- Special Sections
- Public Notices
I don’t think about the world from the point of view of plants very often. I mostly consider our friends in the plant kingdom as the stationary green stuff around me when I’m outdoors and possibly the makings of salad in the summers.
But plants are also teaching me a thing or two as I grow older. I’ve taken to planting trees in middle age, I guess because of the emotional connection between trees and spans of time that are beyond those of a human lifetime. Nothing quite satisfies me as much as planting a hardwood.
Plants have still more to teach. They are experts in nanotechnology, it turns out. I’m trying to learn more about that realm — so I have good reason to pay attention to the lessons that can be drawn from the tiny parts of plants.

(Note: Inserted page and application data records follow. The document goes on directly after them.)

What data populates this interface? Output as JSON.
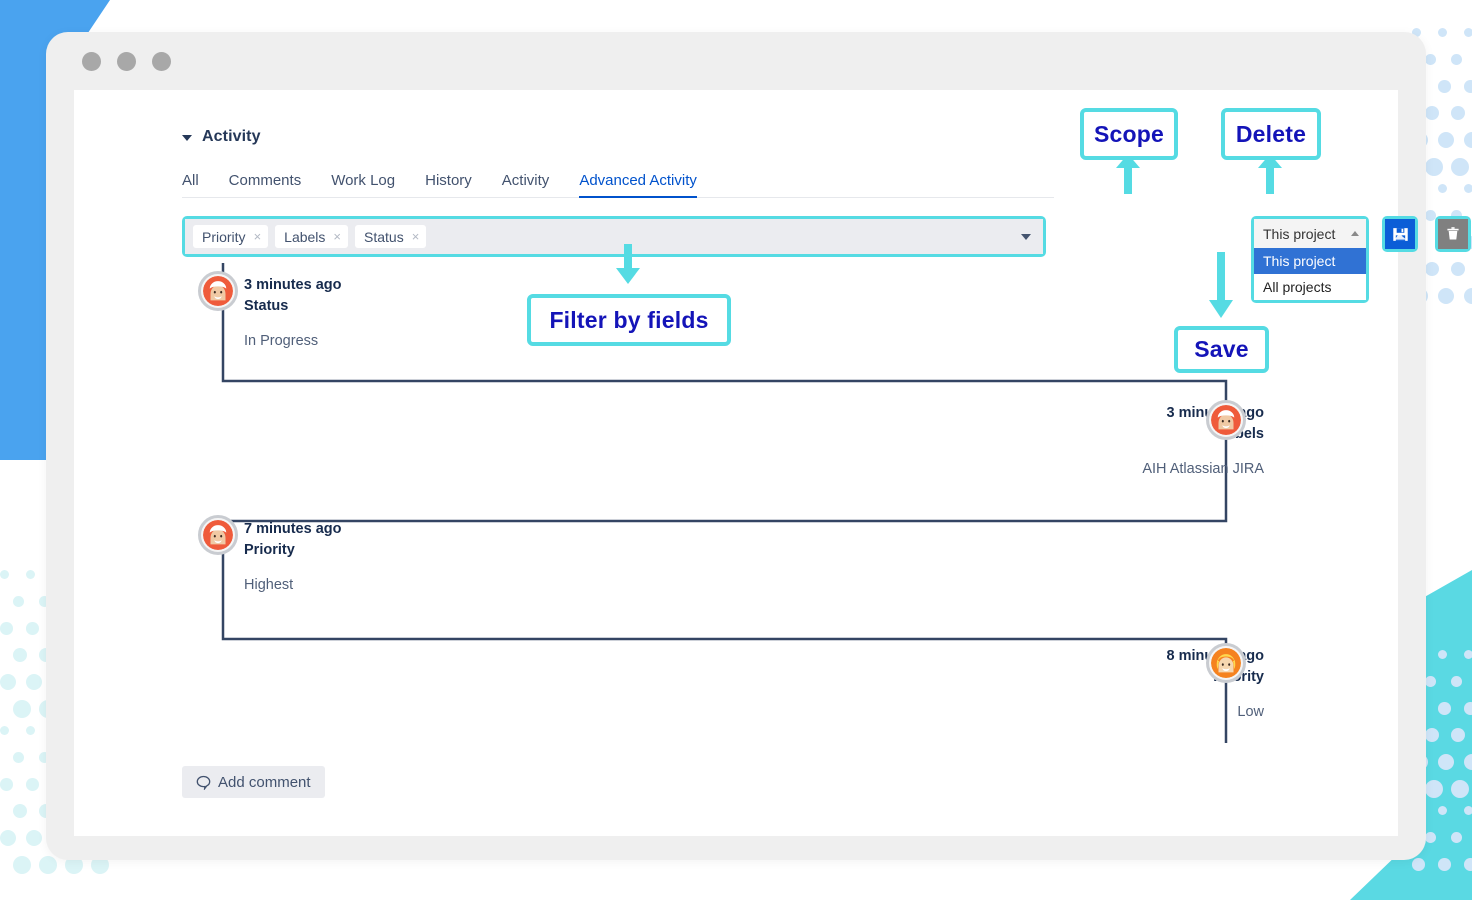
{
  "window": {
    "traffic_dots": 3
  },
  "section": {
    "title": "Activity",
    "collapse_icon": "chevron-down-icon"
  },
  "tabs": [
    {
      "label": "All",
      "active": false
    },
    {
      "label": "Comments",
      "active": false
    },
    {
      "label": "Work Log",
      "active": false
    },
    {
      "label": "History",
      "active": false
    },
    {
      "label": "Activity",
      "active": false
    },
    {
      "label": "Advanced Activity",
      "active": true
    }
  ],
  "filter": {
    "chips": [
      {
        "label": "Priority",
        "remove_icon": "close-icon",
        "remove_glyph": "×"
      },
      {
        "label": "Labels",
        "remove_icon": "close-icon",
        "remove_glyph": "×"
      },
      {
        "label": "Status",
        "remove_icon": "close-icon",
        "remove_glyph": "×"
      }
    ],
    "dropdown_icon": "chevron-down-icon"
  },
  "scope": {
    "selected": "This project",
    "caret_icon": "caret-up-icon",
    "options": [
      {
        "label": "This project",
        "selected": true
      },
      {
        "label": "All projects",
        "selected": false
      }
    ]
  },
  "actions": {
    "save": {
      "label": "Save",
      "icon": "save-floppy-icon",
      "color": "#0b5ed7"
    },
    "delete": {
      "label": "Delete",
      "icon": "trash-icon",
      "color": "#808080"
    }
  },
  "callouts": [
    {
      "id": "scope",
      "label": "Scope"
    },
    {
      "id": "delete",
      "label": "Delete"
    },
    {
      "id": "filter",
      "label": "Filter by fields"
    },
    {
      "id": "save",
      "label": "Save"
    }
  ],
  "activity": [
    {
      "side": "left",
      "when": "3 minutes ago",
      "field": "Status",
      "value": "In Progress",
      "avatar": "avatar-red-white-hair"
    },
    {
      "side": "right",
      "when": "3 minutes ago",
      "field": "Labels",
      "value": "AIH Atlassian JIRA",
      "avatar": "avatar-red-white-hair"
    },
    {
      "side": "left",
      "when": "7 minutes ago",
      "field": "Priority",
      "value": "Highest",
      "avatar": "avatar-red-white-hair"
    },
    {
      "side": "right",
      "when": "8 minutes ago",
      "field": "Priority",
      "value": "Low",
      "avatar": "avatar-orange-blonde-hair"
    }
  ],
  "add_comment": {
    "label": "Add comment",
    "icon": "comment-bubble-icon"
  },
  "colors": {
    "accent_cyan": "#55dbe3",
    "callout_text": "#1414b8",
    "link_blue": "#0052cc",
    "timeline_line": "#344563",
    "deco_blue": "#4aa3ef",
    "deco_cyan": "#5ad9e3"
  }
}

Just like animals, plants need a circulation system. That’s partly because they distribute the calorie-bearing “phloem sap” they make in their leaves when those leaves are bathed in sunlight. I think of the material that fuels plant cells as a bit like diluted Gatorade. If you are an insect like an aphid that’s intent on sipping the circulating Gatorade, it might seem all you’d need to do is fly over, land on a small stem, bite into the cells that are circulating the good stuff and drink your fill.
If you currently subscribe or have subscribed in the past to the Los Alamos Monitor, then simply find your account number on your mailing label and enter it below.
Click the question mark below to see where your account ID appears on your mailing label.
If you are new to the award winning Los Alamos Monitor and wish to get a subscription or simply gain access to our online content then please enter your ZIP code below and continue to setup your account.